A “wild camp”, cooking over fire, using axes to chop wood and a veto on mobile phones, enabled a group of students to connect with nature and each other.

Stamford Welland Academy school trip to Aberdovey outdoor education centre

Activities included high ropes, waterfall scrambling, rock climbing and jumping off a jetty.

School: Stamford Welland Academy, Lincolnshire
Subject: PHSE
KS: 3 & 4
Number of pupils: 22

The five-day stay at Aberdovey outdoor education centre, one of six sites run by the Outward Bound Trust, had a powerful impact on pupils from Stamford Welland Academy during the residential trip and back in the classroom.

It was organised by parallel curriculum leader Dominic Brister, a big fan of the educational charity that uses the outdoors to help develop young people.

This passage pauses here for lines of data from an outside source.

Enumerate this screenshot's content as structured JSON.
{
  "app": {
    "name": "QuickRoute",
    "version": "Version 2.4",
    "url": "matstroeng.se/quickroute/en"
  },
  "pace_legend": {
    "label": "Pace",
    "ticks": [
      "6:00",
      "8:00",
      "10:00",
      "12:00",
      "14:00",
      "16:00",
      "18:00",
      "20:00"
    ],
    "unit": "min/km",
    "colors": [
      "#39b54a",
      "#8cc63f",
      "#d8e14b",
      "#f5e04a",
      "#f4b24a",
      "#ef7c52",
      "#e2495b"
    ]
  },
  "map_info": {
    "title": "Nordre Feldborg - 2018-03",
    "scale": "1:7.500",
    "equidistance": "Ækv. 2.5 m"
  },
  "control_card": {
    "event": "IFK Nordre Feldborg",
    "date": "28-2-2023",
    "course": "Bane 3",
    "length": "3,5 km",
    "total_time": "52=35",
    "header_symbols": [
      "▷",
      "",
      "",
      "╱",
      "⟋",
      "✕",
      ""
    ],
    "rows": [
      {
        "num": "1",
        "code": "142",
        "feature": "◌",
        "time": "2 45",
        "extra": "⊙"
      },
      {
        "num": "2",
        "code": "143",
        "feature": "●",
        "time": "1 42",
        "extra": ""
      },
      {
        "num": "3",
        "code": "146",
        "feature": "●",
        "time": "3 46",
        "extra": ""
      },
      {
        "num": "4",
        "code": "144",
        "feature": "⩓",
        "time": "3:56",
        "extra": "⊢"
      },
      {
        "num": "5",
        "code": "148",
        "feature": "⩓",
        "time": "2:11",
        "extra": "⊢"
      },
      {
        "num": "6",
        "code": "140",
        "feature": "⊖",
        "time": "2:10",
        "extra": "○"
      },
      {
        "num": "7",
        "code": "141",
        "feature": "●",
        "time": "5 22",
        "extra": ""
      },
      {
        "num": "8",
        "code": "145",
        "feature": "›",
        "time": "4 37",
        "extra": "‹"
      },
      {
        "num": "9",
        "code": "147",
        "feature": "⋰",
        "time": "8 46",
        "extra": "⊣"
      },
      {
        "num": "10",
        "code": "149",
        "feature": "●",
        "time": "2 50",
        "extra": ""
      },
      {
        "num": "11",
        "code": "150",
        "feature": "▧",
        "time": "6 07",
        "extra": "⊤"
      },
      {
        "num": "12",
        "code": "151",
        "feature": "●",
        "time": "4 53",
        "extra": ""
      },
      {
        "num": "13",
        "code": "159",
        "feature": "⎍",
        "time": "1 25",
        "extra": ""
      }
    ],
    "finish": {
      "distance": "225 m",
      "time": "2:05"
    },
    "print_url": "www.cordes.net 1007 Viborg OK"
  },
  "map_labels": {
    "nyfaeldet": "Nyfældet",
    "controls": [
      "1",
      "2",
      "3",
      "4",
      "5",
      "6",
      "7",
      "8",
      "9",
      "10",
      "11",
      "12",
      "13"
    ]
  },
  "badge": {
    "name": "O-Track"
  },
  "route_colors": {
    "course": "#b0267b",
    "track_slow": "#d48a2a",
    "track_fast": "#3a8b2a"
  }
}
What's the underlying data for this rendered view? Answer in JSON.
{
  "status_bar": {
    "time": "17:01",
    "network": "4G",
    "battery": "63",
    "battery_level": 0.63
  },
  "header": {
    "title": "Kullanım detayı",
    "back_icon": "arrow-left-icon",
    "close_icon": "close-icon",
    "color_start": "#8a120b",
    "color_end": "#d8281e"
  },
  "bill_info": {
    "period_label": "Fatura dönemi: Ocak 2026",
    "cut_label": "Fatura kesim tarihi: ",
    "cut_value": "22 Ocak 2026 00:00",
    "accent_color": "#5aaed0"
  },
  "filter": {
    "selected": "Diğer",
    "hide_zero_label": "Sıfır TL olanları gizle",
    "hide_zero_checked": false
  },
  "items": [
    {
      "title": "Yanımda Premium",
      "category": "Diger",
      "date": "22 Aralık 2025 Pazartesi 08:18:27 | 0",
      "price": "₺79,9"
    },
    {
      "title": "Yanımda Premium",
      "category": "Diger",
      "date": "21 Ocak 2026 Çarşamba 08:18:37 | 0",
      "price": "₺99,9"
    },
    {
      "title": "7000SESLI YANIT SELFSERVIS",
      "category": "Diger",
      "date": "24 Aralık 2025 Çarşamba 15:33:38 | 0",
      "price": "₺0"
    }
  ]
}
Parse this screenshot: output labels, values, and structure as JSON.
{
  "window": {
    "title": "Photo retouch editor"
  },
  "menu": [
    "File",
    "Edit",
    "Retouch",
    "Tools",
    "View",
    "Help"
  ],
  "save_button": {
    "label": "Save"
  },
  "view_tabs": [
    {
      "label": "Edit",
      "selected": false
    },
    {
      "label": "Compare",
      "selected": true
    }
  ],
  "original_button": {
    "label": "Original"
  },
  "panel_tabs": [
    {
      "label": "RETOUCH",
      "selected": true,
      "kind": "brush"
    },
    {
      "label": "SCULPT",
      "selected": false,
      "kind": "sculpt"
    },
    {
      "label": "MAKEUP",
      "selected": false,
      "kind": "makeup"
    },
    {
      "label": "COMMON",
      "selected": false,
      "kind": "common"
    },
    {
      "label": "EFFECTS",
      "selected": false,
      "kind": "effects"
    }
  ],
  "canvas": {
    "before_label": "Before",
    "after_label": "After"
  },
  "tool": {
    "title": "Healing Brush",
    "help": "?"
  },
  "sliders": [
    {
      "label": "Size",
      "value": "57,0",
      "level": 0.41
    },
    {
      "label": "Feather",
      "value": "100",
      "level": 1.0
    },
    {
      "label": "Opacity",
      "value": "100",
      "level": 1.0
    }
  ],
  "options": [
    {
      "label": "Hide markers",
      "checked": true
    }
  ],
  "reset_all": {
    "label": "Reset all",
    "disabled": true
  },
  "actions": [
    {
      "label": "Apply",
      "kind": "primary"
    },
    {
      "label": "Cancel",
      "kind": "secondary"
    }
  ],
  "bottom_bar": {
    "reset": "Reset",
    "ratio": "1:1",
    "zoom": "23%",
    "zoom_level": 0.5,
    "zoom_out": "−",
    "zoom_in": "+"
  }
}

“I have been to Aberdovey for the past three years and also organised trips to other Outward Bound centres at Ullswater, Loch Eil and Ogwen Cottage,” explained Dominic. “They all serve different purposes and this specific Aberdovey visit was aimed at challenge and leadership.

“The academy is part of the Cambridge Meridian Activities Trust and I work across other schools in the trust to organise and support outdoor education and learning outside the classroom. On this trip there were a total of 41 pupils from four schools, including Stamford Welland Academy.”

He said the “full-on” trip featured packed days that began with students getting up at 6.30am, having breakfast half an hour later and carrying out chores, such as tidying their rooms, cleaning and organising communal areas and preparing equipment for the day, before the first activities at 9am.

Activities included high ropes, waterfall scrambling, rock climbing, jumping off a jetty and being completely cut off from modern-day amenities and distractions and many more.

Water activities at Aberdovey outdoor education centre

Students were able to connect with nature and each other during their trip to the Aberdovey outdoor education centre.

“One day, for example, we set off at 9am and didn’t get back until 5pm the next day,” said Dominic. “The wild camp in the Snowdonian mountains was a highlight for many of the students. They had to navigate their way and then set up camp and cook over a camp stove, which many of them had never done before. They discovered they had gone wrong with the navigation on a couple of occasions and we had let them go wrong. For many it was the first time they had been allowed to fail and they learned how to get it right the next time.”

Outward Bound courses focus on raising aspirations and showing how soft skills and experiences can be transferred back into the home or school environment.

Dominic said their self-awareness grew in leaps and bounds and said the students had to get used to being completely out of touch, which also resulted in a positive outcome.

“We took away their mobile phones which was a nightmare on the first night,” admitted Dominic. “However, by day four or five they were telling me they didn’t miss them and loved the fact that they did not have the pressure to post things on Facebook and Instagram and were released from the worries and stigma associated with social media.”

The confidence they gained from the trip had far-reaching consequences, particular in the case of one student whose attendance record prior to the trip was so low the school attendance officer and educational welfare liaison were involved. He was on behavior report and struggling in many aspects both at home and in school.

“He has not had a day off since the trip,” said Dominic. “He said the course made him realise that he was not the only one to feel how he did in the classroom.”

Outward Bound Trust school trip

Students were completely cut off from modern-day amenities and distractions during their trip to the Aberdovey outdoor education centre.

Back in the classroom

A keen amateur photographer, Dominic created a series of photo boards back at school and organises a mentoring scheme for pupils embarking on the trip the following year.

“Students that have been to Aberdovey act as ambassadors and are buddied up with future participants, which is particularly helpful for the ones feeling nervous, they get the chance to demonstrate the values of the school and the trust, Aspiration Resilience and Understanding, and that’s great to see in action,” he said.

“This year the student from Loughborough University also carried out two follow up visits, three weeks and three months after her visit, as part of her study on transference from the trip and although we have seen the results for ourselves we will be very interested to read her findings.”

Useful contact:
The Outward Bound Trust
01931-740 000